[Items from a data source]
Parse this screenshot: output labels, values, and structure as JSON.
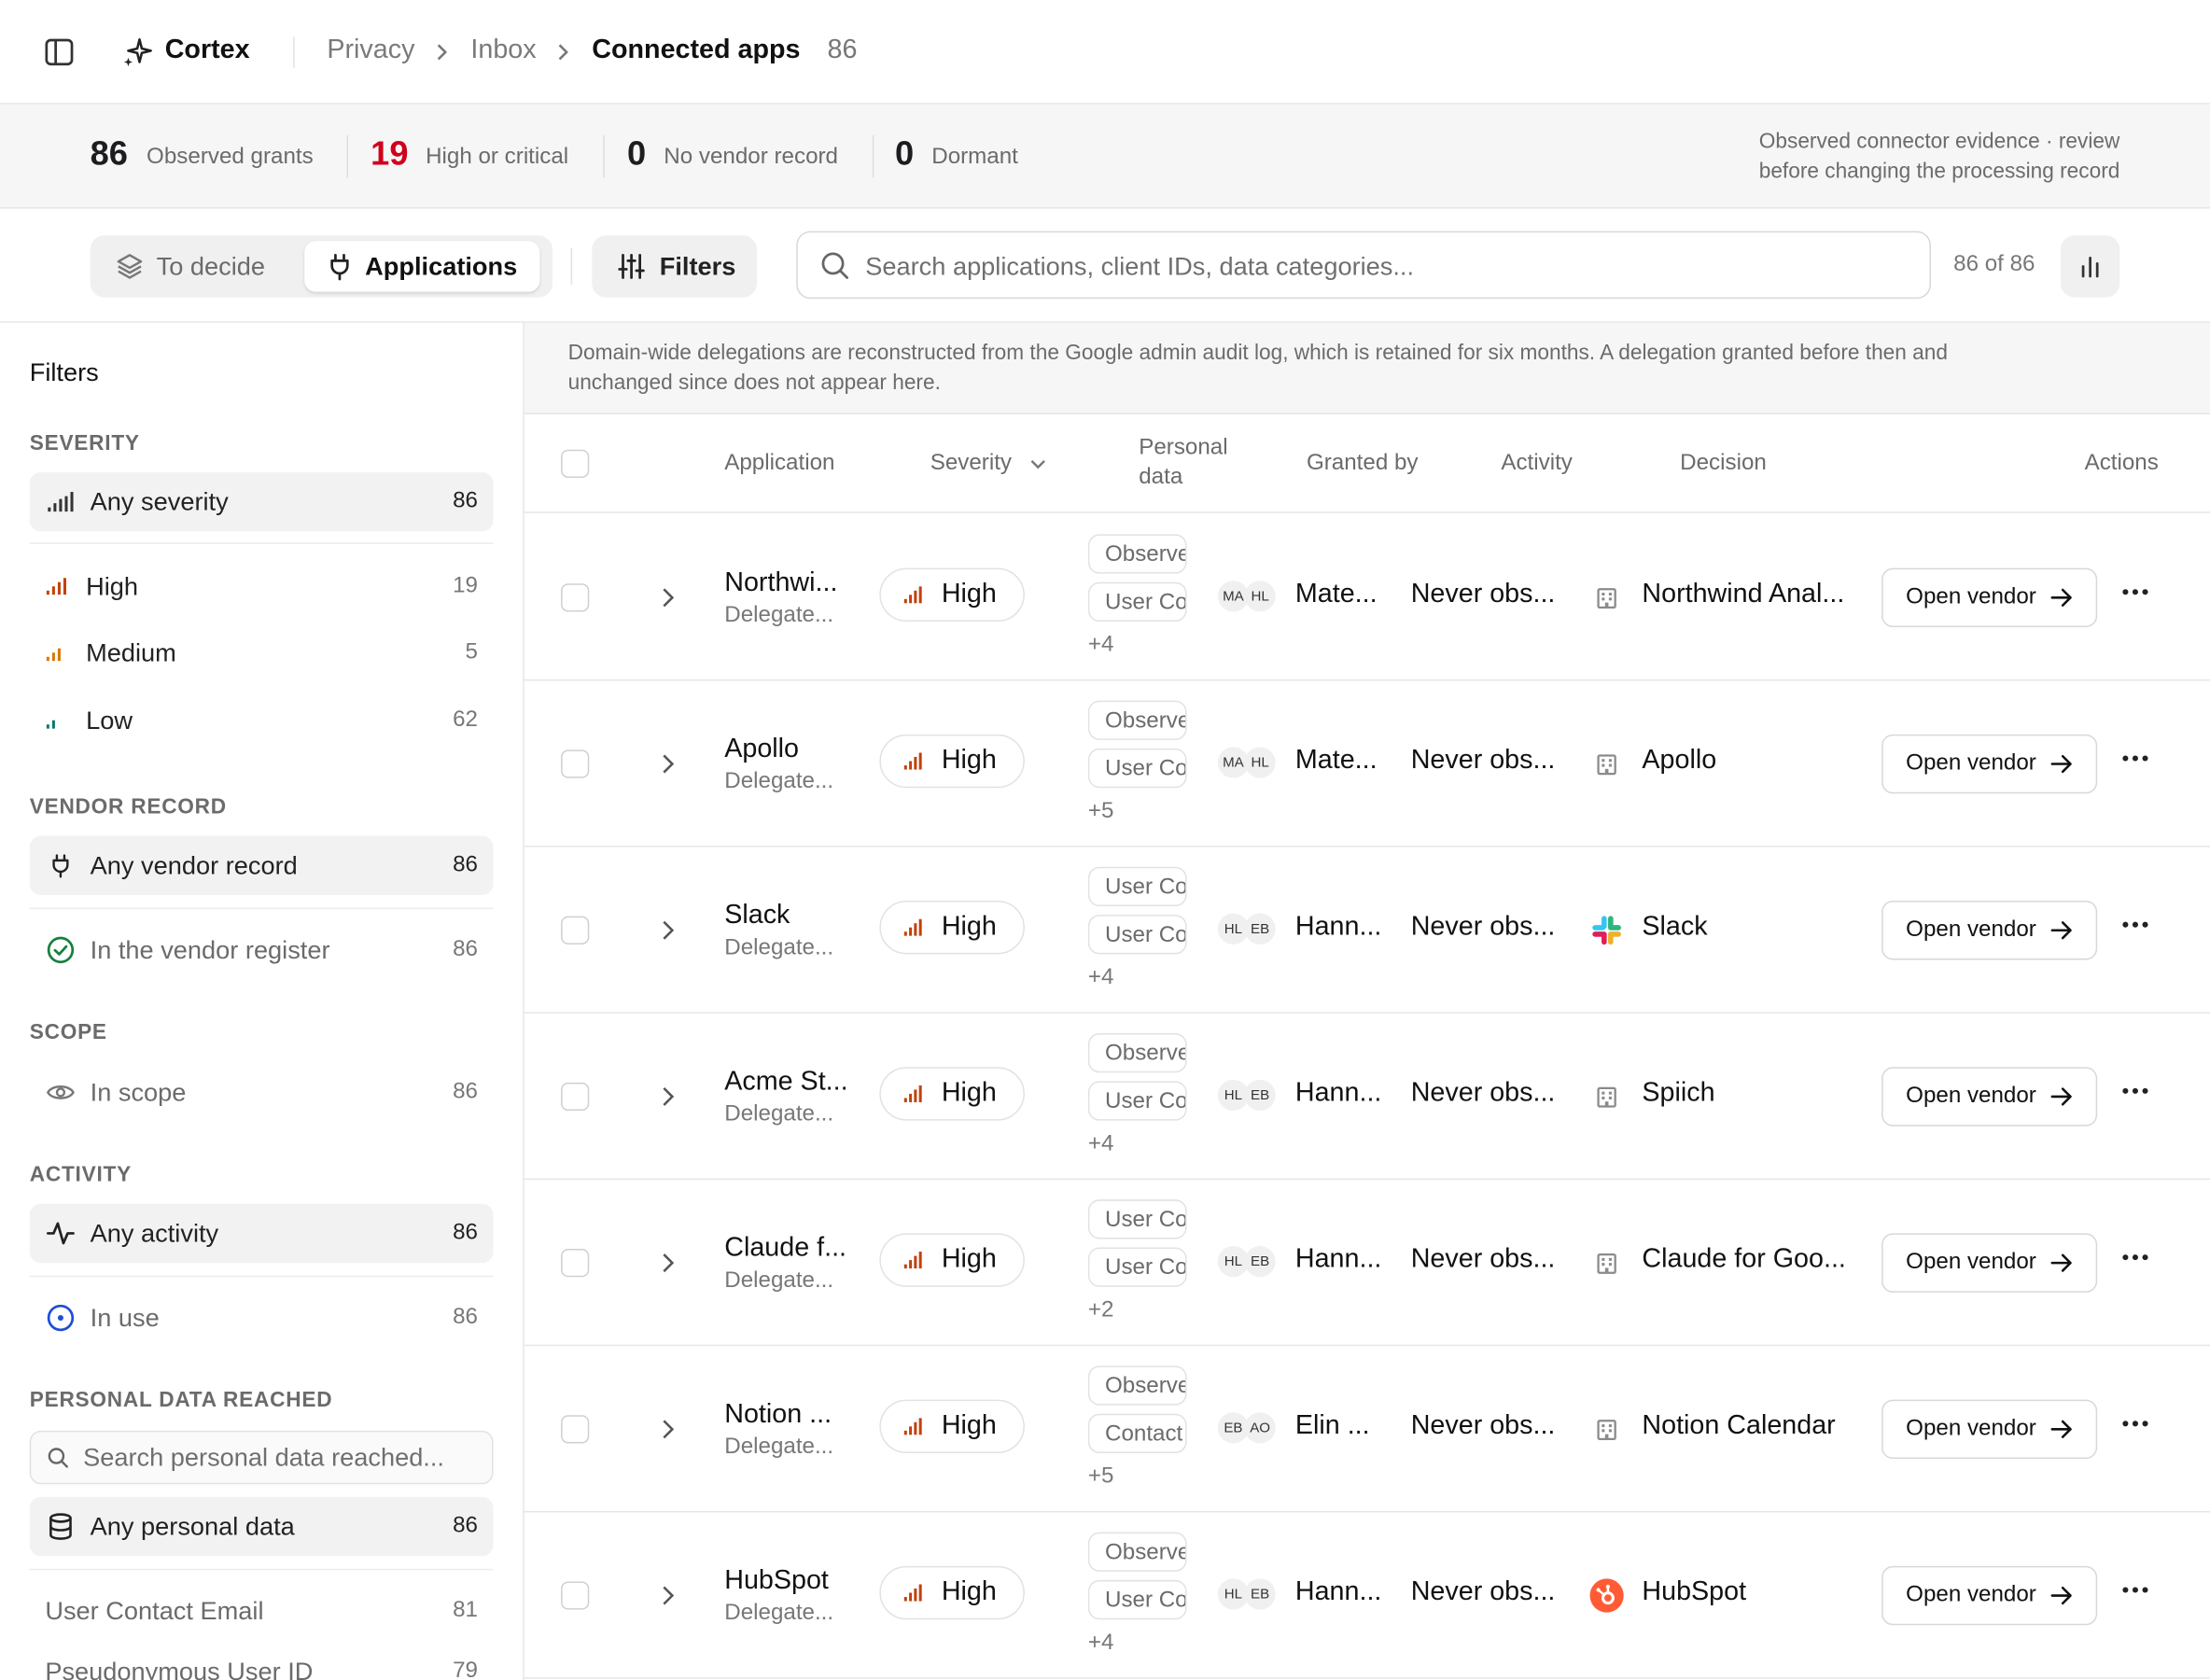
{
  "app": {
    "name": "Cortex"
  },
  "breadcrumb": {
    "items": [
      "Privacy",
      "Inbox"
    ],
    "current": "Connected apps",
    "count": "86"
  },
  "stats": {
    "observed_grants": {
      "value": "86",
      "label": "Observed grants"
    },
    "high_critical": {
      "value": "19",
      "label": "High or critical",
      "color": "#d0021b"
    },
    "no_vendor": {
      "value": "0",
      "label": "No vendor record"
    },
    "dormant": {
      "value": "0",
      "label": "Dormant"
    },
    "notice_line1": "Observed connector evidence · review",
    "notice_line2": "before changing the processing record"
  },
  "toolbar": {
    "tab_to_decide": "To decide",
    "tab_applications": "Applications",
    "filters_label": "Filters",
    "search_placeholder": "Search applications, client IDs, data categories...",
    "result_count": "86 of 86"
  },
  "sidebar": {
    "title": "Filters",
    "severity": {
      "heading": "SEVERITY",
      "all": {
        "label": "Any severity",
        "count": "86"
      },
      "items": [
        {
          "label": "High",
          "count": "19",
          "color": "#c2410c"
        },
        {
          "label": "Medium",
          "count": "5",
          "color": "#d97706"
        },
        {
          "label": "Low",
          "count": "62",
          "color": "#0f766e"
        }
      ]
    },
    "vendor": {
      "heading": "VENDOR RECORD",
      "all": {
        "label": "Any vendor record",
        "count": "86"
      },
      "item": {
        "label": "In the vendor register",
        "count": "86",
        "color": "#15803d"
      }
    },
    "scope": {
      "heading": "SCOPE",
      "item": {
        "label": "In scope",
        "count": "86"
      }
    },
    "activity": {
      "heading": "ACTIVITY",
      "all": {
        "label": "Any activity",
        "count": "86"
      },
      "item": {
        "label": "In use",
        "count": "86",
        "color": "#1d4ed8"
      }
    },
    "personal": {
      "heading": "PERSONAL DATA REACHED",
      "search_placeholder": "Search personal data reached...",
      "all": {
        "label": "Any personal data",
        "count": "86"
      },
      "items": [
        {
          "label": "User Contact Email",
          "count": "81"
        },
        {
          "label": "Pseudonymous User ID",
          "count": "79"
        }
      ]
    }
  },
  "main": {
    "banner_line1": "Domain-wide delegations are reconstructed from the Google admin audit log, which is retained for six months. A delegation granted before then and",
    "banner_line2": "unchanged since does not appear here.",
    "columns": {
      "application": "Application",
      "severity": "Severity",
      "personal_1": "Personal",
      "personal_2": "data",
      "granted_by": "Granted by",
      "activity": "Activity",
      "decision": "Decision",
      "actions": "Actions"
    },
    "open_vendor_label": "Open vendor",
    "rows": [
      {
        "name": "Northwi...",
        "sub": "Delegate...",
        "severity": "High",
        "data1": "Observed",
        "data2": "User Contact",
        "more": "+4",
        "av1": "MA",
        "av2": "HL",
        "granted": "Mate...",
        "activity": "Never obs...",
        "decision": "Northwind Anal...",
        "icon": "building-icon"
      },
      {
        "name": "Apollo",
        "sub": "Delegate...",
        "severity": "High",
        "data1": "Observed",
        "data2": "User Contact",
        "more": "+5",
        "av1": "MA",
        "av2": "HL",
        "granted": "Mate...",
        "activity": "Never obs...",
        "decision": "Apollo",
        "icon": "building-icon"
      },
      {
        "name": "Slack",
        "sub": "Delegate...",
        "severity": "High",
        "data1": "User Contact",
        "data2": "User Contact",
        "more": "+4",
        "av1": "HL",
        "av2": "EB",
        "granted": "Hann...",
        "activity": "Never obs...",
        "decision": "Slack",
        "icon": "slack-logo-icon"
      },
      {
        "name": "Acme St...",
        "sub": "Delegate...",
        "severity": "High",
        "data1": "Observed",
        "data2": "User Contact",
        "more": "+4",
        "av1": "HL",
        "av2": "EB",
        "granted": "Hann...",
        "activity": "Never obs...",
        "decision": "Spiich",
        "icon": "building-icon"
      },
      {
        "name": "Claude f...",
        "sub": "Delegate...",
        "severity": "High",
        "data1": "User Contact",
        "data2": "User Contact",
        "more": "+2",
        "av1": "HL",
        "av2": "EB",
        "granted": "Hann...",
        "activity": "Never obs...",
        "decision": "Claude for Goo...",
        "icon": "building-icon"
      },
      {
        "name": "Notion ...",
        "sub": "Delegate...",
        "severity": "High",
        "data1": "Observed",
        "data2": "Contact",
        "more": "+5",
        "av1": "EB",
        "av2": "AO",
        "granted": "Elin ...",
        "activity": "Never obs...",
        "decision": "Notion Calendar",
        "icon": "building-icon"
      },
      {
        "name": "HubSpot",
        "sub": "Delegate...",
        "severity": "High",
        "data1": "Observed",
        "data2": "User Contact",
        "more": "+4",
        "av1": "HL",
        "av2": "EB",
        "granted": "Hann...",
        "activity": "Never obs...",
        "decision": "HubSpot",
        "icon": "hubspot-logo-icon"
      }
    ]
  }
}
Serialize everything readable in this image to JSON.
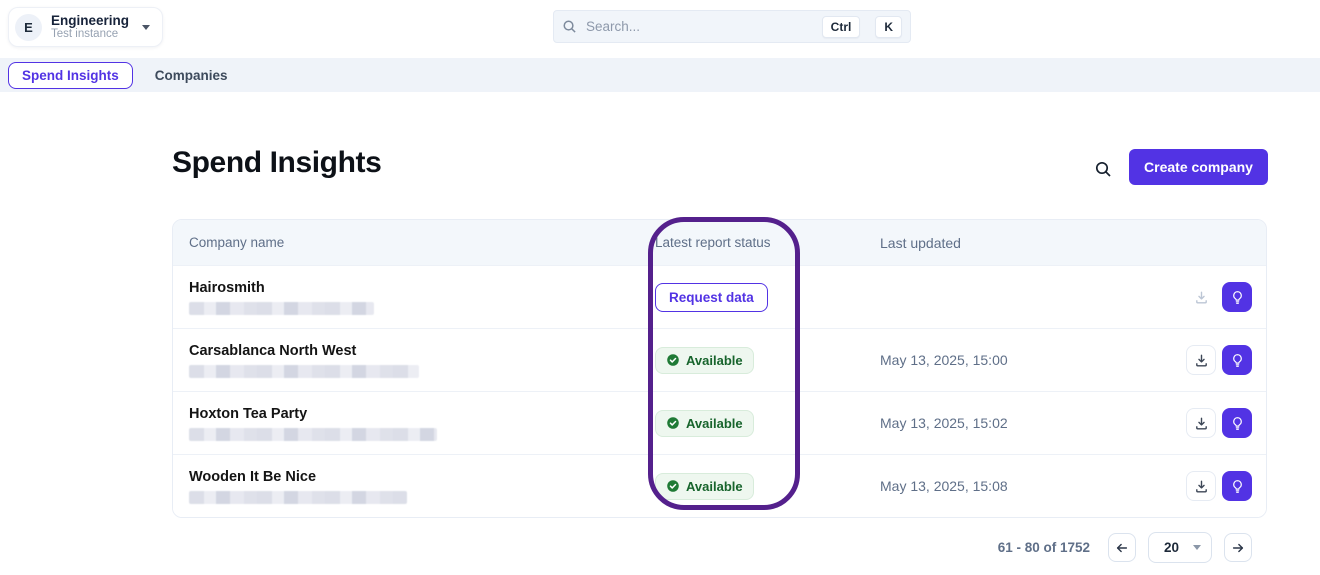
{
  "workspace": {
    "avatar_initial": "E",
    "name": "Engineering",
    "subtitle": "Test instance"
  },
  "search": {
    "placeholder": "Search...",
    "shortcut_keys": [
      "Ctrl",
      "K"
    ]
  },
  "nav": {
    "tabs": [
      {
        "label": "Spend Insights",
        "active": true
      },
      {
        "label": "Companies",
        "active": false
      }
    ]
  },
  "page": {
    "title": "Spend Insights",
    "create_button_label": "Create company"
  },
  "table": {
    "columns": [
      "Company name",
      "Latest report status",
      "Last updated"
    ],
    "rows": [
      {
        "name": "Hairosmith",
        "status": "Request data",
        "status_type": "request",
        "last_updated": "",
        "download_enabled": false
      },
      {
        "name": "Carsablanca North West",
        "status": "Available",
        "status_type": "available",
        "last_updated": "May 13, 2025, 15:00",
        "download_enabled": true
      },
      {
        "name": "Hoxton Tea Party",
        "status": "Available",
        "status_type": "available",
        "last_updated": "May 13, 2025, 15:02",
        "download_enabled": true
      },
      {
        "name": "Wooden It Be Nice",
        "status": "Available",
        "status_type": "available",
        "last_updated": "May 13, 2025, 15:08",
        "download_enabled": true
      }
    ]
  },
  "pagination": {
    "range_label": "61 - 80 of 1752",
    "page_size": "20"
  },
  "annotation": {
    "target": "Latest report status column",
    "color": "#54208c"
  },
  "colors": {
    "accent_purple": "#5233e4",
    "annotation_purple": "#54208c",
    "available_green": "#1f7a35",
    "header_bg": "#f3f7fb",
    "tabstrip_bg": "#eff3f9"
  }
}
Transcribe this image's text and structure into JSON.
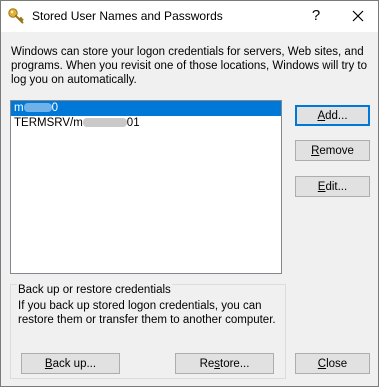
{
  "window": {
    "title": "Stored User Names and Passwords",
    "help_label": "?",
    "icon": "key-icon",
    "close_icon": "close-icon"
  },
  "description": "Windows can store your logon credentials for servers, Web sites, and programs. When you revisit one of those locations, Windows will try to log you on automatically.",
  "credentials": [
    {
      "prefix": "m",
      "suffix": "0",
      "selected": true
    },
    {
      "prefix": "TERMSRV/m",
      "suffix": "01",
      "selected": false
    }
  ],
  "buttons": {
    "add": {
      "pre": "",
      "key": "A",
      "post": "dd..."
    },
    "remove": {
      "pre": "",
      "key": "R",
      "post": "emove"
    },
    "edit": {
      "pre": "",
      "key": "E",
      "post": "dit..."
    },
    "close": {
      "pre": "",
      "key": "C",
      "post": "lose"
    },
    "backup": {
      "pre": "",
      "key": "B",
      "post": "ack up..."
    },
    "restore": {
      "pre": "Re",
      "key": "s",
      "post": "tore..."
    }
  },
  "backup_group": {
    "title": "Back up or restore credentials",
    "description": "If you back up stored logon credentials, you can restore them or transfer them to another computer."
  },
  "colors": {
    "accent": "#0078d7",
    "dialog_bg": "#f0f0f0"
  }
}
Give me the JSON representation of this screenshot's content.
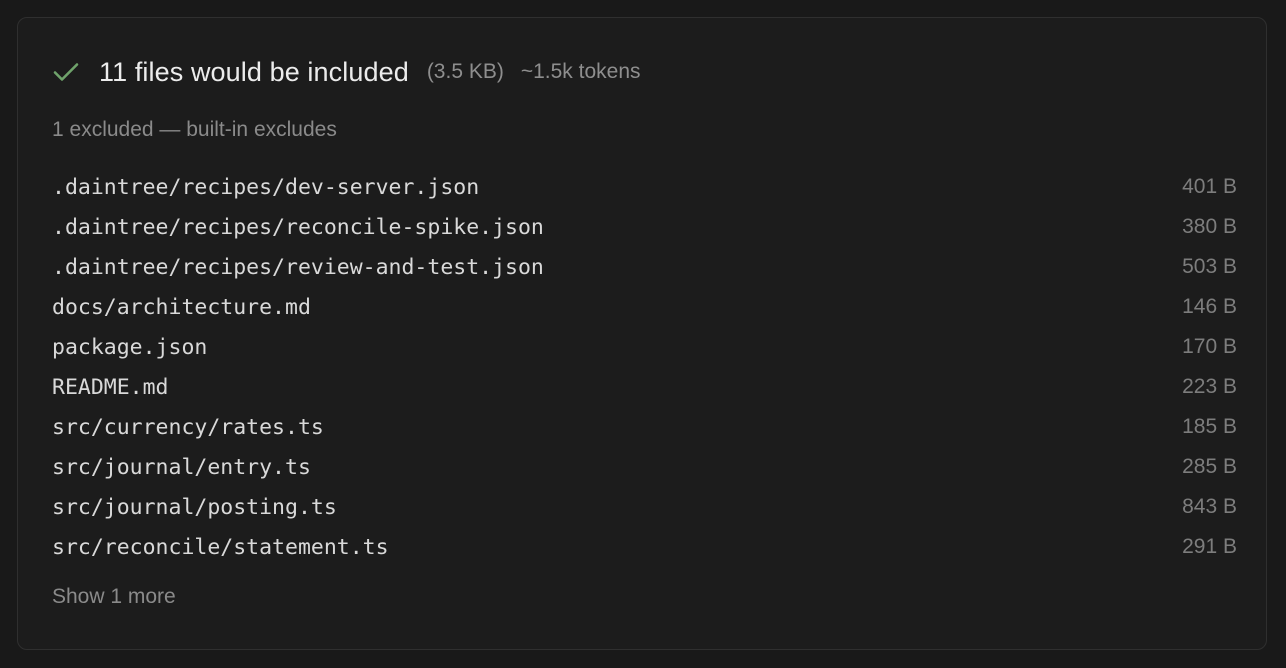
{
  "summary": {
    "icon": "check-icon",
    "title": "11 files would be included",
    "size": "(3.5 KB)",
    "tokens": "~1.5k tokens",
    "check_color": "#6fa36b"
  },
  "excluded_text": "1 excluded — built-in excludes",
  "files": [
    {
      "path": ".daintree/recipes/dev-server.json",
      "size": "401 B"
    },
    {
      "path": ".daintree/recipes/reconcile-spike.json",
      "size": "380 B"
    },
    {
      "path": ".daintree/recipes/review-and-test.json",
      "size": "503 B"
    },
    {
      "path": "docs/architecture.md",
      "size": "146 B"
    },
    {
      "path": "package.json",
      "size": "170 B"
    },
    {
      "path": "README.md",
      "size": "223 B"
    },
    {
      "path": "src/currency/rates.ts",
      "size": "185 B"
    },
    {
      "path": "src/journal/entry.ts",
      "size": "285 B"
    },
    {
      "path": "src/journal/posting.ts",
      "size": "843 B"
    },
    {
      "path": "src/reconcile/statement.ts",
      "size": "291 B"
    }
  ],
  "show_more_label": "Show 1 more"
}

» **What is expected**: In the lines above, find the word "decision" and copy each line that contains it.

» **Written response**:
      "decision": "Decision",
        "decision": "Northwind Anal...",
        "decision": "Apollo",
        "decision": "Slack",
        "decision": "Spiich",
        "decision": "Claude for Goo...",
        "decision": "Notion Calendar",
        "decision": "HubSpot",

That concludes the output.